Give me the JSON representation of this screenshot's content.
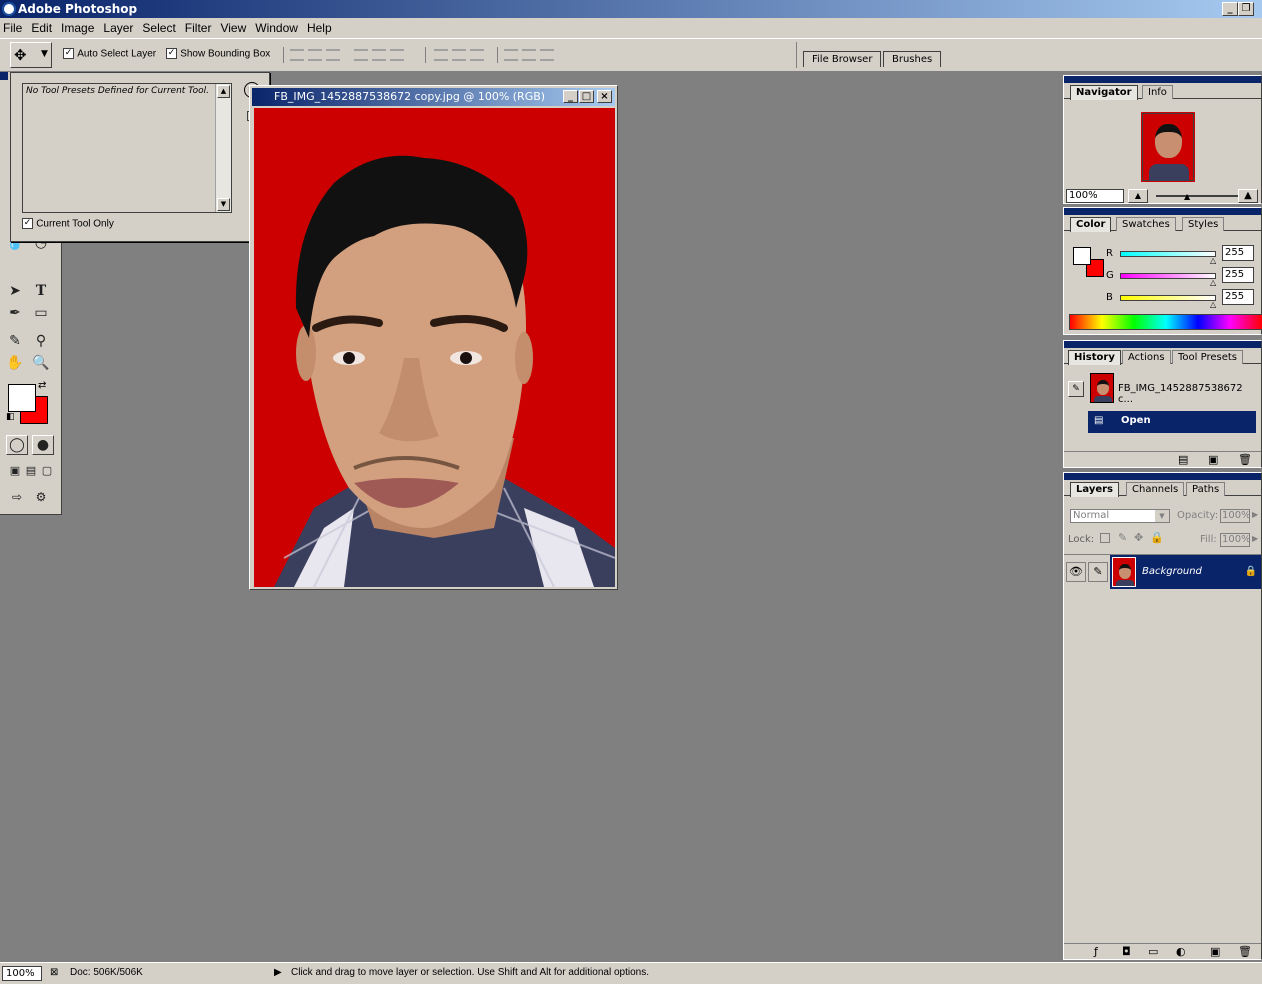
{
  "app": {
    "title": "Adobe Photoshop"
  },
  "menu": [
    "File",
    "Edit",
    "Image",
    "Layer",
    "Select",
    "Filter",
    "View",
    "Window",
    "Help"
  ],
  "options": {
    "auto_select_layer": "Auto Select Layer",
    "show_bounding_box": "Show Bounding Box",
    "auto_select_checked": true,
    "bounding_box_checked": true
  },
  "palette_well": {
    "file_browser": "File Browser",
    "brushes": "Brushes"
  },
  "presets": {
    "empty_message": "No Tool Presets Defined for Current Tool.",
    "current_tool_only": "Current Tool Only"
  },
  "document": {
    "title": "FB_IMG_1452887538672 copy.jpg @ 100% (RGB)"
  },
  "navigator": {
    "tabs": [
      "Navigator",
      "Info"
    ],
    "zoom": "100%"
  },
  "color": {
    "tabs": [
      "Color",
      "Swatches",
      "Styles"
    ],
    "channels": [
      {
        "label": "R",
        "value": "255",
        "gradient": "linear-gradient(to right,#00ffff,#ffffff)"
      },
      {
        "label": "G",
        "value": "255",
        "gradient": "linear-gradient(to right,#ff00ff,#ffffff)"
      },
      {
        "label": "B",
        "value": "255",
        "gradient": "linear-gradient(to right,#ffff00,#ffffff)"
      }
    ],
    "foreground": "#ffffff",
    "background": "#ff0000"
  },
  "history": {
    "tabs": [
      "History",
      "Actions",
      "Tool Presets"
    ],
    "snapshot": "FB_IMG_1452887538672 c...",
    "step": "Open"
  },
  "layers": {
    "tabs": [
      "Layers",
      "Channels",
      "Paths"
    ],
    "blend_mode": "Normal",
    "opacity_label": "Opacity:",
    "opacity": "100%",
    "lock_label": "Lock:",
    "fill_label": "Fill:",
    "fill": "100%",
    "layer_name": "Background"
  },
  "status": {
    "zoom": "100%",
    "doc": "Doc: 506K/506K",
    "hint": "Click and drag to move layer or selection.  Use Shift and Alt for additional options."
  }
}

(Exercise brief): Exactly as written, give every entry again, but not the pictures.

(Your response):
Give me the JSON representation of this screenshot's content.
{
  "app": {
    "title": "Adobe Photoshop"
  },
  "menu": [
    "File",
    "Edit",
    "Image",
    "Layer",
    "Select",
    "Filter",
    "View",
    "Window",
    "Help"
  ],
  "options": {
    "auto_select_layer": "Auto Select Layer",
    "show_bounding_box": "Show Bounding Box",
    "auto_select_checked": true,
    "bounding_box_checked": true
  },
  "palette_well": {
    "file_browser": "File Browser",
    "brushes": "Brushes"
  },
  "presets": {
    "empty_message": "No Tool Presets Defined for Current Tool.",
    "current_tool_only": "Current Tool Only"
  },
  "document": {
    "title": "FB_IMG_1452887538672 copy.jpg @ 100% (RGB)"
  },
  "navigator": {
    "tabs": [
      "Navigator",
      "Info"
    ],
    "zoom": "100%"
  },
  "color": {
    "tabs": [
      "Color",
      "Swatches",
      "Styles"
    ],
    "channels": [
      {
        "label": "R",
        "value": "255",
        "gradient": "linear-gradient(to right,#00ffff,#ffffff)"
      },
      {
        "label": "G",
        "value": "255",
        "gradient": "linear-gradient(to right,#ff00ff,#ffffff)"
      },
      {
        "label": "B",
        "value": "255",
        "gradient": "linear-gradient(to right,#ffff00,#ffffff)"
      }
    ],
    "foreground": "#ffffff",
    "background": "#ff0000"
  },
  "history": {
    "tabs": [
      "History",
      "Actions",
      "Tool Presets"
    ],
    "snapshot": "FB_IMG_1452887538672 c...",
    "step": "Open"
  },
  "layers": {
    "tabs": [
      "Layers",
      "Channels",
      "Paths"
    ],
    "blend_mode": "Normal",
    "opacity_label": "Opacity:",
    "opacity": "100%",
    "lock_label": "Lock:",
    "fill_label": "Fill:",
    "fill": "100%",
    "layer_name": "Background"
  },
  "status": {
    "zoom": "100%",
    "doc": "Doc: 506K/506K",
    "hint": "Click and drag to move layer or selection.  Use Shift and Alt for additional options."
  }
}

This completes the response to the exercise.